Secondary Suites: A new age for Calgary Real Estate

Secondary Suites: A new age for Calgary Real Estate

Guest Contributor: Brett Turner, Broker & President, Redline Real Estate Group Inc.

On March 12, 2018 the City of Calgary passed an amendment to the land use bylaw that allows secondary suites development as a discretionary use on all Calgary parcels zoned R-1, R-C1 & R-C1L. These land use designations comprise 55% of all residentially designated parcels in Calgary and number over 170,000 individual properties. The amendment created a larger playing field, but the process to create a basement suite stays the same and it is no easy task.

All permit applications must be reviewed by City Administration

“Discretionary” use means that a development permit is required, and that all permit applications must be reviewed by City Administration. The City is looking to make sure that all applications are within the approved guidelines for secondary suites, most notably that at least one parking stall for each dwelling unit is on the parcel itself and that the property is big enough to accommodate the increased density (a minimum of 9 meters wide with a few exceptions). If the application ‘ticks’ all the boxes, City Administration will usually approve the application and seek community engagement over a two-week period. This is the opportunity for neighbours to voice any concerns they have regarding the proposed suite, and if they make their case then Administration can either direct the applicant to revise the application or they can reject the application outright. While there is no guarantee that a discretionary use application will be approved, in practice, the vast majority are. Key to this success rate is an applicants’ knowledge of the rules and criteria beforehand. Furthermore, few objectors can provide enough rational for why a suite should not be allowed when it meets planning criteria.

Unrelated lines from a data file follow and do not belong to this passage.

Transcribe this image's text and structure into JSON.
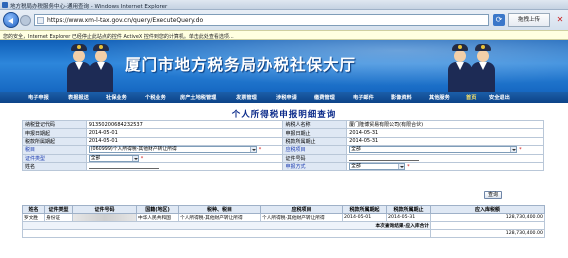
{
  "window": {
    "title": "地方税局办税服务中心-通用查询 - Windows Internet Explorer"
  },
  "address": {
    "url": "https://www.xm-l-tax.gov.cn/query/ExecuteQuery.do",
    "upload_label": "拖拽上传",
    "close_glyph": "✕"
  },
  "infobar": {
    "text": "您的安全，Internet Explorer 已经停止此站点的控件 ActiveX 控件到您的计算机。单击此处查看选项..."
  },
  "banner": {
    "title": "厦门市地方税务局办税社保大厅"
  },
  "nav": {
    "items": [
      "电子申报",
      "表报报送",
      "社保业务",
      "个税业务",
      "房产土地税管理",
      "发票管理",
      "涉税申请",
      "缴费管理",
      "电子邮件",
      "影像资料",
      "其他服务",
      "首页",
      "安全退出"
    ]
  },
  "page": {
    "title": "个人所得税申报明细查询"
  },
  "form": {
    "rows": [
      {
        "l1": "纳税登记代码",
        "v1": "91350200684232537",
        "l2": "纳税人名称",
        "v2": "厦门隆博贸易有限公司(有限合伙)"
      },
      {
        "l1": "申报日期起",
        "v1": "2014-05-01",
        "l2": "申报日期止",
        "v2": "2014-05-31"
      },
      {
        "l1": "税款所属期起",
        "v1": "2014-05-01",
        "l2": "税款所属期止",
        "v2": "2014-05-31"
      },
      {
        "l1": "税目",
        "v1": "(060999)个人所得税-其他财产转让所得",
        "l2": "应税项目",
        "v2": "全部"
      },
      {
        "l1": "证件类型",
        "v1": "全部",
        "l2": "证件号码",
        "v2": ""
      },
      {
        "l1": "姓名",
        "v1": "",
        "l2": "申报方式",
        "v2": "全部"
      }
    ],
    "query_label": "查询"
  },
  "results": {
    "headers": [
      "姓名",
      "证件类型",
      "证件号码",
      "国籍(地区)",
      "税种、税目",
      "应税项目",
      "税款所属期起",
      "税款所属期止",
      "应入库税额"
    ],
    "rows": [
      [
        "罗文胜",
        "身份证",
        "",
        "中华人民共和国",
        "个人所得税-其他财产转让所得",
        "个人所得税-其他财产转让所得",
        "2014-05-01",
        "2014-05-31",
        "128,730,400.00"
      ]
    ],
    "summary_label": "本次查询结果-应入库合计",
    "summary_value": "128,730,400.00"
  }
}
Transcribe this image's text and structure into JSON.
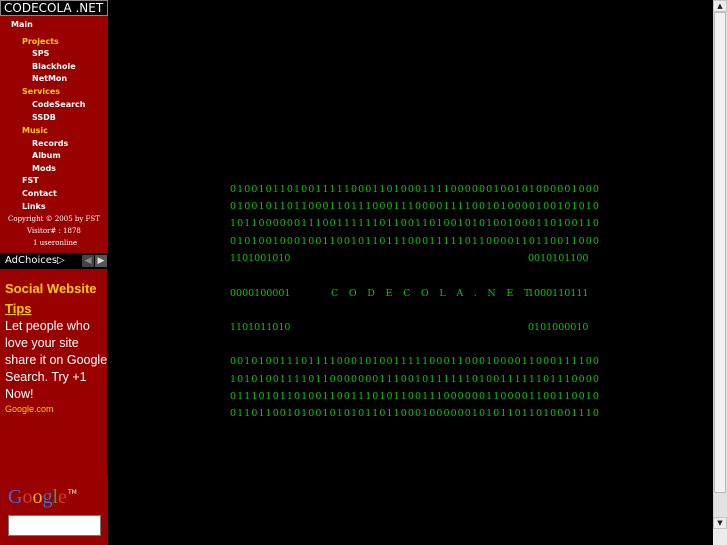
{
  "site_title": "CODECOLA .NET",
  "nav": {
    "main": "Main",
    "projects": "Projects",
    "sps": "SPS",
    "blackhole": "Blackhole",
    "netmon": "NetMon",
    "services": "Services",
    "codesearch": "CodeSearch",
    "ssdb": "SSDB",
    "music": "Music",
    "records": "Records",
    "album": "Album",
    "mods": "Mods",
    "fst": "FST",
    "contact": "Contact",
    "links": "Links"
  },
  "footer": {
    "copyright": "Copyright © 2005 by FST",
    "visitor": "Visitor# : 1878",
    "online": "1 useronline"
  },
  "ad": {
    "ad_choices": "AdChoices",
    "title_line1": "Social Website",
    "title_line2": "Tips",
    "body": "Let people who love your site share it on Google Search. Try +1 Now!",
    "url": "Google.com"
  },
  "google": {
    "logo_letters": [
      "G",
      "o",
      "o",
      "g",
      "l",
      "e"
    ],
    "logo_colors": [
      "#3b6fd4",
      "#d63a2a",
      "#e8b800",
      "#3b6fd4",
      "#2ea84a",
      "#d63a2a"
    ],
    "tm": "TM",
    "search_value": ""
  },
  "binary": {
    "rows_top": [
      "0100101101001111100011010001111000000100101000001000",
      "0100101101100011011100011100001111001010000100101010",
      "1011000000111001111110110011010010101001000110100110",
      "0101001000100110010110111000111110110000110110011000"
    ],
    "row5_left": "1101001010",
    "row5_right": "0010101100",
    "brand_left": "0000100001",
    "brand_text": "C O D E C O L A . N E T",
    "brand_right": "1000110111",
    "row7_left": "1101011010",
    "row7_right": "0101000010",
    "rows_bottom": [
      "0010100111011110001010011111000110001000011000111100",
      "1010100111101100000001110010111111010011111101110000",
      "0111010110100110011101011001110000001100001100110010",
      "0110110010100101010110110001000000101011011010001110"
    ]
  },
  "scrollbar": {
    "up_arrow": "▲",
    "down_arrow": "▼"
  },
  "icons": {
    "ad_choices_icon": "▷",
    "ad_prev": "◀",
    "ad_next": "▶"
  }
}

After a development permit is approved the applicant proceeds to the building permit phase, where they must show detailed plans for how their suite will look after construction is complete. The City references the Alberta Safety Codes Act regarding standard of work needed to be completed for a city to pass inspections and be legally registered as a secondary suite. Of note, the code reads as any suite built prior to 2006 need only meet fire code standards while any suite built later must be meet building code standards. This is an important distinction as the building code requires separate heating sources and HVAC for each suite in addition to all elements of a fire code application. This can add an extra $15,000-$20,000 to a build-out cost. In my experience, building a brand new basement suite from scratch costs between $40,000 and $65,000+, depending on specifications. I have been through the approval process myself several times and I can tell you that it is no joke. Any suite coming out of the inspection process will be a very safe and liveable property.

A Two Year ‘Amnesty’ Period

Contained within the bylaw amendment is a 2 year ‘amnesty’ period, which stipulates owners of illegal suites will not face fines. After that, however, the fines become steep; between $200 and $1,000 for operation or even advertising an illegal suite for rent. So, yes, you can expect task forces to be watching rental ad’s for basement suites and subsequently checking them out for compliance. Fining owners at first and then prosecuting them under the bylaw for larger fines ($5,000+) with a jail sentence if they aren’t paid at that stage. So anyone with an illegal suite is currently on the clock: legalize it within the next two years, because enforcement is going to get real after that!

What can Calgarians expect to happen next? Well in the short term, not a lot will change. The exsisting illegal suites will remain for two more years while responsible landlords bring them up to code (or take them out). Some astute investors will seek to develop basement suites in the areas where they are allowed. They will pay a pretty penny to do so. Residential homeowners need not fear this sort of investor / developer: It is neither cheap nor easy to build-out a basement suite. You can be assured that anyone who does so is making a considerable investment in the community, likely as large or larger than any other renovations you may have seen in your area.

In the long term however we can expect several things to happen, all of them good for our community and real estate market:

  • The unsafe illegal suites will come out of the grey and into the black, by not being able to advertise and hefty fines facing their operators.
  • The only basement suites in town will be part of a registry system. Prospective tenants will know they are about to rent a home that has met safety code requirements, and home purchasers & their banks will know that what they are buying meets the same criteria. Again, out of the grey.
  • We will see some emerging markets in the residential space. Laneway housing of a range of quality will become viable, with backyard suites being able to be developed on land valuable enough to justify them. Caretaker suites will surface in larger suburban homes, and higher quality basement suites will show themselves as the stigma unfairly associated with this living arrangement erodes.

Property Values Will Not Drop

Since the City made the decision to apply this amendment universally, no community will be adversely affected by the change. Property values will not drop due to the inclusion of secondary suites within the bylaw, simply because they are now allowed everywhere. There is no getting away from them if you were so put off by the prospect of living near one, something I have never had any of my clients ask of me in my 13 year career.

The other long term benefit? Our City Council will no longer have to spend upwards of 20% of its time – that’s one day a week on average listening to people justify why they should be allowed to make an investment in their property, adding affordable housing at no cost to the public. Our elected officials can turn their attention to bigger things, like arenas, Olympic bids, the Green Line LRT etc, projects several orders of magnitude greater in cost and overall importance to Calgarians. A new age for Calgary real estate, indeed!